Saturday, April 01, 2006

Elliptical Pool Table

We're learning conic sections in precalculus, and so far it's just been 2 days on each (circles, ellipses, parabolas, hyperbolas). We've covered the first 3. That was the bulk of how I was going to present it: create the conics with either paper folding or strings and pencils, and then get to the equation and then "work them to death". THEN. I kept reading about these elliptical pool tables where if a ball is at one focus, then any where you hit it, it will bounce off the wall and pass through the other focus. I think that's the coolest thing. I mentioned it to my 3 classes, and they got excited, so I think we're going to try and make one for each class to test this thing out. I told them that then we could be pool sharks and place bets with nonsuspecting non-mathies.

My latest idea is a thick wood piece left over from shelves, the inside part hollowed out in an ellipse shape, and then the thickness can be the "walls" of the table and we can use a marble as a pool ball. I'm so curious to see if this will work out.

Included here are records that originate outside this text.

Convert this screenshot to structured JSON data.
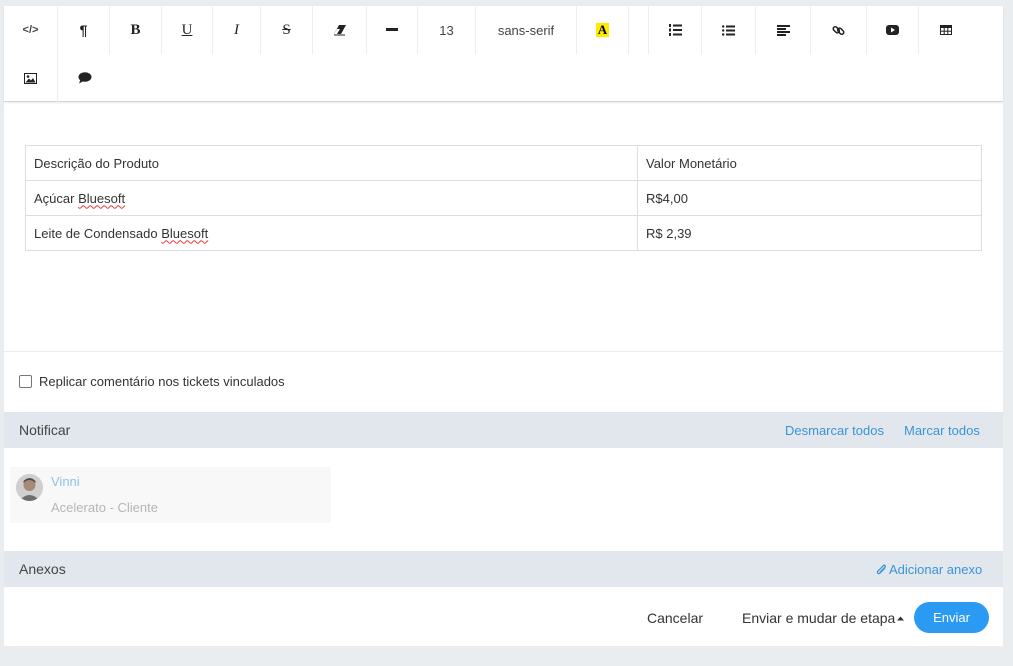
{
  "toolbar": {
    "font_size": "13",
    "font_family": "sans-serif",
    "highlight_glyph": "A",
    "bold_glyph": "B",
    "underline_glyph": "U",
    "italic_glyph": "I",
    "strike_glyph": "S",
    "pilcrow_glyph": "¶",
    "code_glyph": "</>",
    "icons": [
      "code-view-icon",
      "paragraph-icon",
      "bold-icon",
      "underline-icon",
      "italic-icon",
      "strikethrough-icon",
      "eraser-icon",
      "horizontal-rule-icon",
      "font-size-select",
      "font-family-select",
      "highlight-color-icon",
      "ordered-list-icon",
      "unordered-list-icon",
      "align-left-icon",
      "link-icon",
      "video-icon",
      "table-icon",
      "image-icon",
      "comment-icon"
    ]
  },
  "editor": {
    "table": {
      "header": [
        "Descrição do Produto",
        "Valor Monetário"
      ],
      "rows": [
        {
          "product_prefix": "Açúcar ",
          "product_brand": "Bluesoft",
          "value": "R$4,00"
        },
        {
          "product_prefix": "Leite de Condensado ",
          "product_brand": "Bluesoft",
          "value": "R$ 2,39"
        }
      ]
    }
  },
  "replicate_label": "Replicar comentário nos tickets vinculados",
  "notify": {
    "title": "Notificar",
    "uncheck_all": "Desmarcar todos",
    "check_all": "Marcar todos",
    "user": {
      "name": "Vinni",
      "role": "Acelerato - Cliente"
    }
  },
  "attachments": {
    "title": "Anexos",
    "add_label": "Adicionar anexo"
  },
  "footer": {
    "cancel": "Cancelar",
    "send_and_change": "Enviar e mudar de etapa",
    "send": "Enviar"
  },
  "colors": {
    "link": "#3a95d8",
    "primary_button": "#2b9af3",
    "section_header": "#e1e7ec",
    "background": "#e9edef",
    "highlight": "#ffeb00"
  }
}
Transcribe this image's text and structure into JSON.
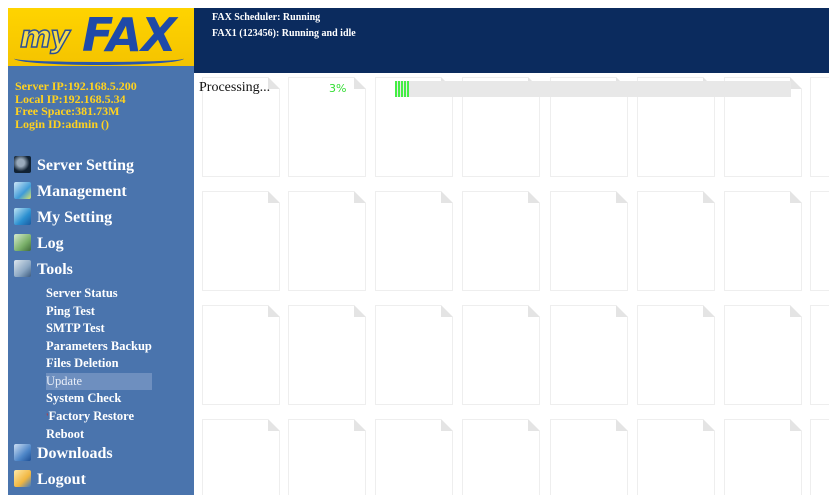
{
  "header": {
    "status_lines": [
      "FAX Scheduler: Running",
      "FAX1 (123456): Running and idle"
    ]
  },
  "logo": {
    "my": "my",
    "fax": "FAX"
  },
  "server_info": [
    "Server IP:192.168.5.200",
    "Local IP:192.168.5.34",
    "Free Space:381.73M",
    "Login ID:admin ()"
  ],
  "menu": {
    "server_setting": "Server Setting",
    "management": "Management",
    "my_setting": "My Setting",
    "log": "Log",
    "tools": "Tools",
    "downloads": "Downloads",
    "logout": "Logout"
  },
  "tools_submenu": [
    "Server Status",
    "Ping Test",
    "SMTP Test",
    "Parameters Backup",
    "Files Deletion",
    "Update",
    "System Check",
    "Factory Restore",
    "Reboot"
  ],
  "selected_tool": "Update",
  "icons": {
    "server_setting": "server-icon",
    "management": "management-icon",
    "my_setting": "my-setting-icon",
    "log": "log-icon",
    "tools": "tools-icon",
    "downloads": "downloads-icon",
    "logout": "logout-icon"
  },
  "processing": {
    "label": "Processing...",
    "percent_text": "3%",
    "progress": 0.03
  },
  "colors": {
    "sidebar_bg": "#4a74ad",
    "header_bg": "#0b2b5e",
    "server_info_text": "#ffd21f",
    "logo_bg": "#ffd400",
    "progress_green": "#44ee44"
  }
}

On a funny side note. When I started the conic sections, I mentioned the properties of a parabola where if you put a microphone at the focus or a light bulb at the focus it has special "powers" because everthing "bounces" through there. Then on Friday one of my students had mentioned that he was at an electronics store and he saw this music contraption where it had a dome (I guess in the shape of a paraboloid) and a person would be the only one to hear the music. He said he was then thinking about what we talked about in class, and he joked that he called people over and gave them a lesson on parabolas.